With seven partner states of Burundi, DR Congo, Rwanda, Kenya, South Sudan, Tanzania and Uganda, the East African Community (EAC) is an emerging common market of nearly 300m people, with a combined GDP of about $305.3bn.
It offers crucial opportunities for business and investment, the lobby group leader noted, the first lady to steer the EABC as board chairperson, unveiling a package of steps to recoup business activity hobbled by the pandemic outbreak.
“Our immediate effort is to support business recovery from the worst of pandemic effects as part of a wider strategy to help East African economies grow by leaps and bounds, she stated.
It was high time the EAC partner states did away with nationalistic policies and think more of the region for the trading bloc to compete with other regional economic communities (RECs), she asserted.
Transport and logistics are also high on the EABC agenda, as a major challenge impacting the region in terms of trade costs, which experts deem to be extremely high.
“Transporting a container from Europe to Tanzania is cheaper than ferrying it to another East African country,” she said, pointing out that the road toll alone can cost up to 4m/- ($1,739) while a truck hauling goods to DRC from the port of Dar es Salaam takes up to 50 days to return.

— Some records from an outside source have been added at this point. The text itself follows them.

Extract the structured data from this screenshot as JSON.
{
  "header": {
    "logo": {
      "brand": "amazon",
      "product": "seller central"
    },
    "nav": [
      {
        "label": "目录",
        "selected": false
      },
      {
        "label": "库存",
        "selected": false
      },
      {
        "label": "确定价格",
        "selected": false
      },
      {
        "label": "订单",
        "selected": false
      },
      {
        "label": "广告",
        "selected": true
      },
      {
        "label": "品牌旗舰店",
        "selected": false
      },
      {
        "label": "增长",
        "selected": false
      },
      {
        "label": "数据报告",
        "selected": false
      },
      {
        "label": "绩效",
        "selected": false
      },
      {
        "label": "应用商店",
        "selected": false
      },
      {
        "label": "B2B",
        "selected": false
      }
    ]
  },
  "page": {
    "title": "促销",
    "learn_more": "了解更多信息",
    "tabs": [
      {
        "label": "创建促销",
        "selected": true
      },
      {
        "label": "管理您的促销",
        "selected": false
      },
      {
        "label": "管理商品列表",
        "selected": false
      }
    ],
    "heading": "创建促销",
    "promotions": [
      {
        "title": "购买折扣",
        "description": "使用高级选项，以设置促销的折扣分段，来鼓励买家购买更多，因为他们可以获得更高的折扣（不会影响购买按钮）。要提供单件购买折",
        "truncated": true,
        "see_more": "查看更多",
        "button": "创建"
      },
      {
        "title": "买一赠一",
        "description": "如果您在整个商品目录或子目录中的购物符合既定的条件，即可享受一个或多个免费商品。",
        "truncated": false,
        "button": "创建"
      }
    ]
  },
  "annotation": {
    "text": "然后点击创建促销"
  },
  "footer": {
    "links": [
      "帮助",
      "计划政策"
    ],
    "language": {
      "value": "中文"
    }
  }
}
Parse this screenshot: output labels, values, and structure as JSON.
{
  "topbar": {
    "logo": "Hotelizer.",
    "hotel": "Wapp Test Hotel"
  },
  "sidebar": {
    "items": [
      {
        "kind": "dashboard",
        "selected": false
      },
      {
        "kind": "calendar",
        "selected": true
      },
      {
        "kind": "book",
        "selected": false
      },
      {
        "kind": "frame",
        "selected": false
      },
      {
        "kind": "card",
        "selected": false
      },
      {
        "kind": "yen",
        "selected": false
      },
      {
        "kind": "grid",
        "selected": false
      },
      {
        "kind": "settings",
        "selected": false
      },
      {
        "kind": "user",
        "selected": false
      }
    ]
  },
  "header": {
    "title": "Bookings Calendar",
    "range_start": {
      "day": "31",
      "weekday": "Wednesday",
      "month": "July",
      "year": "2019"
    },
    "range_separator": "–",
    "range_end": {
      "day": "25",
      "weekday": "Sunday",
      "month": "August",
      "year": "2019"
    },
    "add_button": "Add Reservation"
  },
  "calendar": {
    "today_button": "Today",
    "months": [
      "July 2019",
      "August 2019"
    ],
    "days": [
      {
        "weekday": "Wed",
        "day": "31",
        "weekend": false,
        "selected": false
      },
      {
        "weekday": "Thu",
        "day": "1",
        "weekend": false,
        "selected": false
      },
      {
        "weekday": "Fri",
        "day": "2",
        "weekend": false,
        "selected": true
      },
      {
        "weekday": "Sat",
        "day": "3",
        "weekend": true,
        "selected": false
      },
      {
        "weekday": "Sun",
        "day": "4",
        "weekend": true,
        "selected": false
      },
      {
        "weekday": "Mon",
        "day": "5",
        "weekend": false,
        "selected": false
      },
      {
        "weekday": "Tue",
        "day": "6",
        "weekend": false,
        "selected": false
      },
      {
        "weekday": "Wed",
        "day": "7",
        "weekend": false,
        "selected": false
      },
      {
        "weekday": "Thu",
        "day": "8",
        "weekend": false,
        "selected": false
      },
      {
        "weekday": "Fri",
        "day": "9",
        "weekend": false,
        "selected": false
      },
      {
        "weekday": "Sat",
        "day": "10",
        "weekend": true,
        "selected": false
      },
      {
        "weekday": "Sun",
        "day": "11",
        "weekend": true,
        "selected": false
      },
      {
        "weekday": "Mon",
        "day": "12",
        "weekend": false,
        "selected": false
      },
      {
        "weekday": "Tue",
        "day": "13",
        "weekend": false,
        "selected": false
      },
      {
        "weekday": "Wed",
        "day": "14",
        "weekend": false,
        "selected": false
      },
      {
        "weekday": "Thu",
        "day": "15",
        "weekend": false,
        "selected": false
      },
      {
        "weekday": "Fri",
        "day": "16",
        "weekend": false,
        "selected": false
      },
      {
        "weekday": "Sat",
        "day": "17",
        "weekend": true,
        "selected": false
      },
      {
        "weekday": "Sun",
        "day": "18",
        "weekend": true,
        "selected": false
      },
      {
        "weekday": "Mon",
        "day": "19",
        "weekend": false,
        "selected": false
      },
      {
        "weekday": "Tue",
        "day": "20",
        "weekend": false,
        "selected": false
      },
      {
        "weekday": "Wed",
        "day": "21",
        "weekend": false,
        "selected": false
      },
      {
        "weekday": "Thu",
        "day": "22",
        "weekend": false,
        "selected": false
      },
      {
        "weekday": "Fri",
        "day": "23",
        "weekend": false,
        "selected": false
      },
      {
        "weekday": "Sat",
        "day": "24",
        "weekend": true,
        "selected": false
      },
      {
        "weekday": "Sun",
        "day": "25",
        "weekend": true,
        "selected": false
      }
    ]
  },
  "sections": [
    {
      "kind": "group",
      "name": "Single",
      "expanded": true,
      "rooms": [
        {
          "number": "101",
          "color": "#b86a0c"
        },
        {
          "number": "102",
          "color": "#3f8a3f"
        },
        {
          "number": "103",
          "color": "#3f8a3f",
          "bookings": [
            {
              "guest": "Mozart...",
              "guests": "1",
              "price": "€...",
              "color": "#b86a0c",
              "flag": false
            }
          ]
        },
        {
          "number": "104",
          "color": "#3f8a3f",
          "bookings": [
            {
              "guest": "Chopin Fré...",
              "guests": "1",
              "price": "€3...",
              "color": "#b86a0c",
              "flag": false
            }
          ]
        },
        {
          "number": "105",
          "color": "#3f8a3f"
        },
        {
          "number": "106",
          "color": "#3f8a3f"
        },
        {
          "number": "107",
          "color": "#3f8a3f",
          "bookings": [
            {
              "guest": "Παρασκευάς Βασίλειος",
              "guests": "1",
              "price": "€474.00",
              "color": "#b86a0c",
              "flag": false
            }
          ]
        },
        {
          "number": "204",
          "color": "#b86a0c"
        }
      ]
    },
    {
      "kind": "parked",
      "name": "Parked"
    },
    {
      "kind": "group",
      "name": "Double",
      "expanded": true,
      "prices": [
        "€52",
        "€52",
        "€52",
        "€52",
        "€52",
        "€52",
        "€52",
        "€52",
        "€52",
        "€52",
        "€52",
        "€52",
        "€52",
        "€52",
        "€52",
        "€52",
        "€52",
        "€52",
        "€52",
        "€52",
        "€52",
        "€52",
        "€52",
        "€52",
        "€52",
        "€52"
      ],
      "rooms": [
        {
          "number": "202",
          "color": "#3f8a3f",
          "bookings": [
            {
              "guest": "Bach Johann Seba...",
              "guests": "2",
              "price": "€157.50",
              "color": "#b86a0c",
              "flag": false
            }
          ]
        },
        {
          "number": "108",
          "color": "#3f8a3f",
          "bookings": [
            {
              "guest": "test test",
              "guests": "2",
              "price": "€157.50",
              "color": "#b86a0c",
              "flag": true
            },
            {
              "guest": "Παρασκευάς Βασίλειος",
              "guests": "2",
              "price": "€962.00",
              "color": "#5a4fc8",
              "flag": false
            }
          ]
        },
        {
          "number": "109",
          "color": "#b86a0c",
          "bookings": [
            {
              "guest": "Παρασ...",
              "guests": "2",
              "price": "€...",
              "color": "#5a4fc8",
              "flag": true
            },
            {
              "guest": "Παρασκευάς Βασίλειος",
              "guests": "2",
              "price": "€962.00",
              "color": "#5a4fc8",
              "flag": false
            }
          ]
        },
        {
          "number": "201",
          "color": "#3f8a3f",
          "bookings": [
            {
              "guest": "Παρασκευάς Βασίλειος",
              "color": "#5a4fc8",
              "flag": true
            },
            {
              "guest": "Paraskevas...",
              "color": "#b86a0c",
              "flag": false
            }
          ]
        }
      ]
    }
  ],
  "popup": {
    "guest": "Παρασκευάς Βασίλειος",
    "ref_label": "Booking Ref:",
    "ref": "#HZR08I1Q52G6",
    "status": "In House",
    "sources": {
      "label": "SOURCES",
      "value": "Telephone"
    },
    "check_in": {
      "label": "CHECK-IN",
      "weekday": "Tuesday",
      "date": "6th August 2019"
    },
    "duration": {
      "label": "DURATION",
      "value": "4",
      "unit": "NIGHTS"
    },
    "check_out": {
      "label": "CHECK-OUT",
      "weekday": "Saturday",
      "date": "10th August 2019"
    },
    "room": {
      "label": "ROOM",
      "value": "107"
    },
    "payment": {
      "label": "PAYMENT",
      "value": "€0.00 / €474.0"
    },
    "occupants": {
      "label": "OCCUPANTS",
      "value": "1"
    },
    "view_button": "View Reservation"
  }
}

“All these contribute to the high cost of doing business as well as of goods. We must work on these challenges,” she stated, noting similarly that for the EAC to be competitive the high transport and logistics costs must be addressed right away.
Another EABC priority is to ensure that ports, one stop border posts and inland container depots are efficient in terms of facilitating trade while taking up the issue of standards as well as sanitary and phytosanitary (SPS) requirements, as they are critical in facilitating trade across the region.
While standards are crucial in ensuring products meet quality benchmarks, they ought not to be used as a non-tariff barrier but for supporting the growth of intra-regional trade, she further noted.
The EABC leader underlined her intention to bring the various bureaus of standards together to enhance communication, bring standards requirements into harmony, by first ensuring conformity assessment and critical standards infrastructure.
She also praised the reopening of the Gatuna-Katuna border between Rwanda and Uganda, emphasizing that through public-private dialogue the region can achieve a win-win trade situation.
The African Continental Free Trade Area (AfCFTA) is a game changer, she stated, noting the recent launching of the tripartite COMESA-SADC-EABC business council in Kigali.
The palaver is meant to address the daunting challenges of non-tariff barriers, standards and logistics, along with sharing vital trade-related information and trade finance, she added.